Let me start off by apologizing for the bad news that I am about to share; summer is coming to an end.  Sorry about that, but it’s true.  The days are getting shorter, Labour Day has come and gone, the nights are getting cooler.  All evidence supports my statement.  It won’t be long now before the leaves start to change colour and we will have no choice but to accept the fact that winter is coming.

I can almost feel you hating me right now.  I may as well double down on that…

If you didn’t have enough to worry about at this time of year – Fall appeals going out, preparing your Holiday and Year End appeals – for many of you it is time to start preparing your budget and projections for the upcoming fiscal year.

Donors Move About in Your Database

One important thing to consider when you begin your budget and projections planning, is the fluid nature of your donor database.

A significant number of your donors will transition and move from one segment to another over the course of a year.  As you acquire new donors, your New to File segment grows.  After your New donors have been with you a while or give additional gifts, they transition to your Active donor segment.  Sadly, not all of your Active donors will give regularly and you will need to move some of those folks to your Lapsed donor segment.  Perhaps you had some great success this year converting annual donors to monthly donors.  Or maybe you have had success reactivating lapsed or long lapsed donors; move those folks back into your Active donor segment.
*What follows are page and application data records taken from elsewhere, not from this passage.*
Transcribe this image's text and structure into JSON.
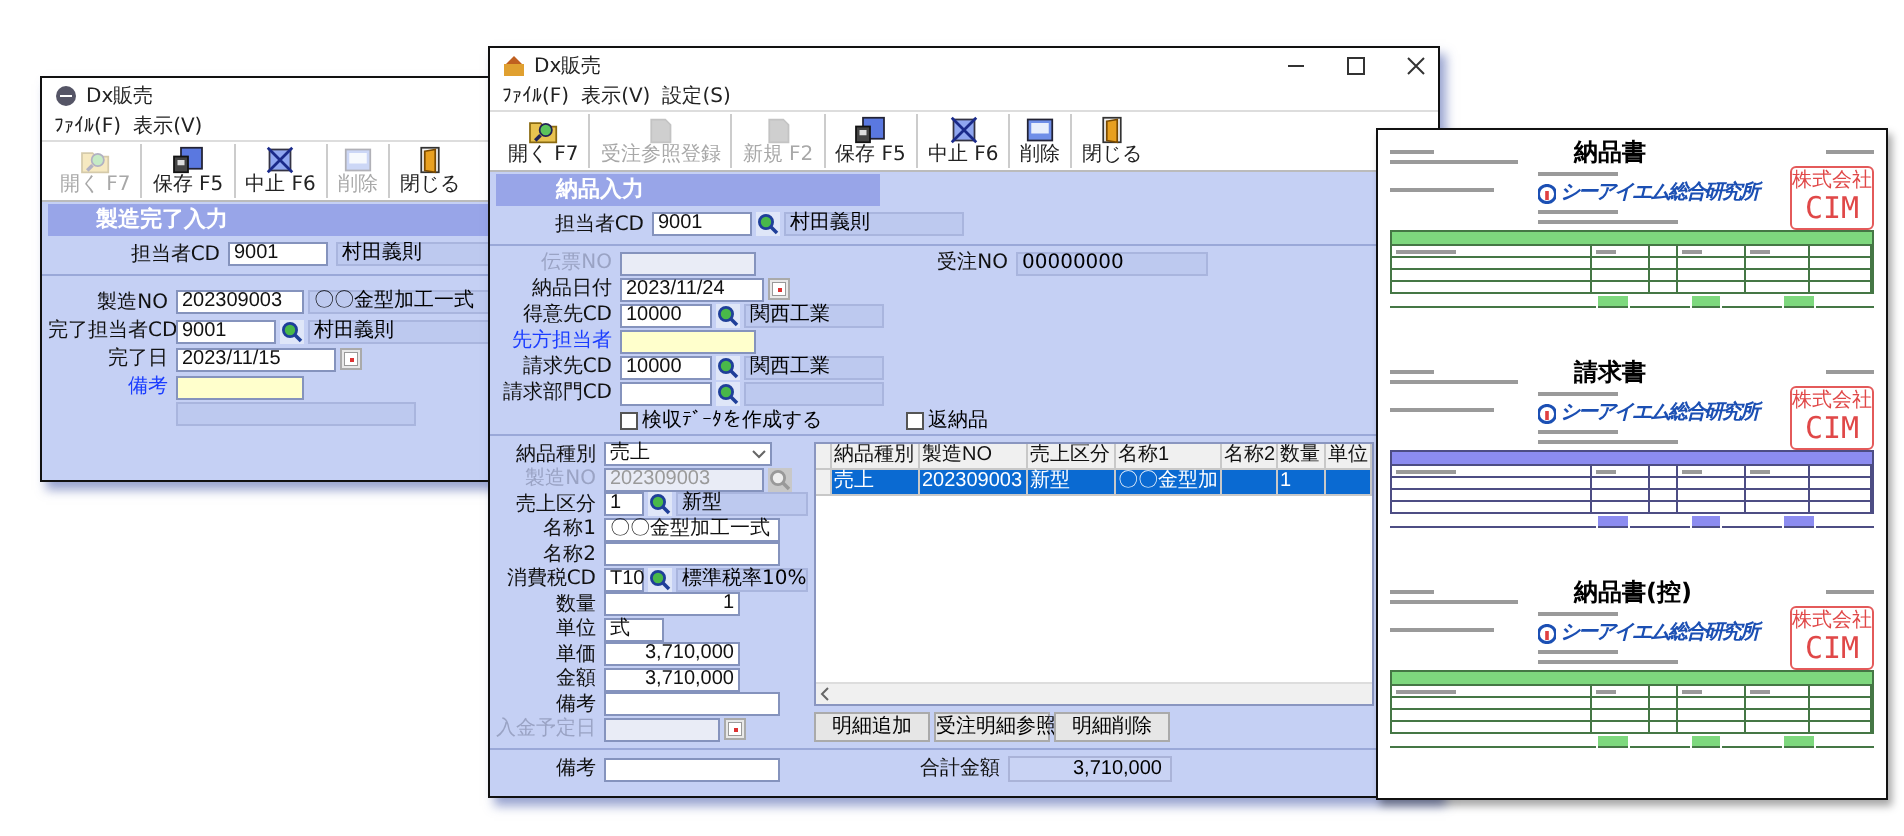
{
  "back_window": {
    "title": "Dx販売",
    "menu": [
      "ﾌｧｲﾙ(F)",
      "表示(V)"
    ],
    "toolbar": [
      {
        "kind": "open",
        "label": "開く F7",
        "disabled": true
      },
      {
        "kind": "save",
        "label": "保存 F5",
        "disabled": false
      },
      {
        "kind": "cancel",
        "label": "中止 F6",
        "disabled": false
      },
      {
        "kind": "delete",
        "label": "削除",
        "disabled": true
      },
      {
        "kind": "close",
        "label": "閉じる",
        "disabled": false
      }
    ],
    "heading": "製造完了入力",
    "staff": {
      "label": "担当者CD",
      "value": "9001",
      "name": "村田義則"
    },
    "fields": [
      {
        "kind": "text_name",
        "label": "製造NO",
        "value": "202309003",
        "name": "〇〇金型加工一式",
        "focused": false
      },
      {
        "kind": "lookup",
        "label": "完了担当者CD",
        "value": "9001",
        "name": "村田義則",
        "focused": false
      },
      {
        "kind": "date",
        "label": "完了日",
        "value": "2023/11/15",
        "focused": false
      },
      {
        "kind": "text",
        "label": "備考",
        "focused": true
      }
    ]
  },
  "front_window": {
    "title": "Dx販売",
    "menu": [
      "ﾌｧｲﾙ(F)",
      "表示(V)",
      "設定(S)"
    ],
    "toolbar": [
      {
        "kind": "open",
        "label": "開く F7",
        "disabled": false
      },
      {
        "kind": "page",
        "label": "受注参照登録",
        "disabled": true
      },
      {
        "kind": "page",
        "label": "新規 F2",
        "disabled": true
      },
      {
        "kind": "save",
        "label": "保存 F5",
        "disabled": false
      },
      {
        "kind": "cancel",
        "label": "中止 F6",
        "disabled": false
      },
      {
        "kind": "delete",
        "label": "削除",
        "disabled": false
      },
      {
        "kind": "close",
        "label": "閉じる",
        "disabled": false
      }
    ],
    "heading": "納品入力",
    "staff": {
      "label": "担当者CD",
      "value": "9001",
      "name": "村田義則"
    },
    "order_no": {
      "label": "受注NO",
      "value": "00000000"
    },
    "form": [
      {
        "kind": "text",
        "label": "伝票NO",
        "disabled": true,
        "focused": false
      },
      {
        "kind": "date",
        "label": "納品日付",
        "value": "2023/11/24",
        "disabled": false,
        "focused": false
      },
      {
        "kind": "lookup",
        "label": "得意先CD",
        "value": "10000",
        "name": "関西工業",
        "disabled": false,
        "focused": false
      },
      {
        "kind": "text",
        "label": "先方担当者",
        "disabled": false,
        "focused": true
      },
      {
        "kind": "lookup",
        "label": "請求先CD",
        "value": "10000",
        "name": "関西工業",
        "disabled": false,
        "focused": false
      },
      {
        "kind": "lookup",
        "label": "請求部門CD",
        "disabled": false,
        "focused": false
      }
    ],
    "checkboxes": [
      {
        "label": "検収ﾃﾞｰﾀを作成する",
        "checked": false
      },
      {
        "label": "返納品",
        "checked": false
      }
    ],
    "detail": [
      {
        "kind": "select",
        "label": "納品種別",
        "value": "売上",
        "disabled": false
      },
      {
        "kind": "search_text",
        "label": "製造NO",
        "value": "202309003",
        "disabled": true
      },
      {
        "kind": "lookup",
        "label": "売上区分",
        "value": "1",
        "name": "新型",
        "disabled": false
      },
      {
        "kind": "text",
        "label": "名称1",
        "value": "〇〇金型加工一式",
        "disabled": false
      },
      {
        "kind": "text",
        "label": "名称2",
        "disabled": false
      },
      {
        "kind": "lookup",
        "label": "消費税CD",
        "value": "T10",
        "name": "標準税率10%",
        "disabled": false
      },
      {
        "kind": "number",
        "label": "数量",
        "value": "1",
        "disabled": false
      },
      {
        "kind": "short",
        "label": "単位",
        "value": "式",
        "disabled": false
      },
      {
        "kind": "number",
        "label": "単価",
        "value": "3,710,000",
        "disabled": false
      },
      {
        "kind": "number",
        "label": "金額",
        "value": "3,710,000",
        "disabled": false
      },
      {
        "kind": "text",
        "label": "備考",
        "disabled": false
      },
      {
        "kind": "date",
        "label": "入金予定日",
        "disabled": true
      }
    ],
    "grid": {
      "columns": [
        "納品種別",
        "製造NO",
        "売上区分",
        "名称1",
        "名称2",
        "数量",
        "単位"
      ],
      "rows": [
        {
          "cells": [
            "売上",
            "202309003",
            "新型",
            "〇〇金型加",
            null,
            "1",
            null
          ],
          "selected": true
        }
      ]
    },
    "grid_buttons": [
      "明細追加",
      "受注明細参照",
      "明細削除"
    ],
    "footer": {
      "note_label": "備考",
      "total_label": "合計金額",
      "total": "3,710,000"
    }
  },
  "document": {
    "sections": [
      {
        "title": "納品書",
        "color": "#7ed87e",
        "logo": "シーアイエム総合研究所",
        "stamp": [
          "株式会社",
          "CIM"
        ]
      },
      {
        "title": "請求書",
        "color": "#8c8cf0",
        "logo": "シーアイエム総合研究所",
        "stamp": [
          "株式会社",
          "CIM"
        ]
      },
      {
        "title": "納品書(控)",
        "color": "#7ed87e",
        "logo": "シーアイエム総合研究所",
        "stamp": [
          "株式会社",
          "CIM"
        ]
      }
    ]
  }
}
That Movement Impacts your Budget…

Even if the relative size of your donor database remains the same, there is a current and flow to the movement within your database that can impact your budget costing and results projections.  A banner year for acquisition would result in an increase in the number of welcome packages that you have to send out.  A successful monthly conversion campaign could have you mailing those donors less than you did before.  Growth in your Active segment might mean that you could see additional donor love and stewardship costs in the coming year.

…And your Results

Similarly, the ebb and flow of donors through your database will impact your projected results and revenue as well.  Different segments will respond to different things at different rates.  What works for your active, engaged donors may not see the same rates of return for your lapsed donors.  Success acquiring or renewing lapsed donors early in the year will result in more New and Active donors later in the year.  Predicting and following that flow is at the core of your annual budget planning and projections.

Planning in Our New Reality

In past, “normal” years, this database flow may have become somewhat predictable.  You may have even become pretty good at following the different tides and currents of your database.  The past two years, however, have been anything but normal.  Fundraisers in all sectors are going to have to peer deep into their crystal balls to try to understand the effect COVID has had on their databases and how long those effects will be felt.

Many health charities, particularly those with a direct connection to COVID, saw increases over performance pre-COVID.  Organizations that were event fundraising focused faced enormous challenges as they re-tooled their fundraising model for a COVID world.  And almost everyone saw an increase in the amount of their digital or online donations.  That crest or trough, depending on what your fundraising model was and how COVID impacted you these past 17 – 18 months, will be important to consider as it moves through your database over the next few years.

As a starting point I would recommend that you take a snapshot of the current number of donors you have in each segment.  Compare those segment counts to segment counts from this time last year and if you have them available, each of the two years prior to that.  This should give you an idea of the effects that your COVID era fundraising has had on your database so far.

The Only Constant is Change

COVID has affected each of us in a variety of different ways.  The one universal suggestion we can make is to be prepared for more change.  Where possible, position yourself to adapt to an uncertain future by building buffer into your budget and timelines. Where you can, give yourself room to maneuver and adapt to that change when it comes.

Whatever the future brings, be prepared to go with the flow.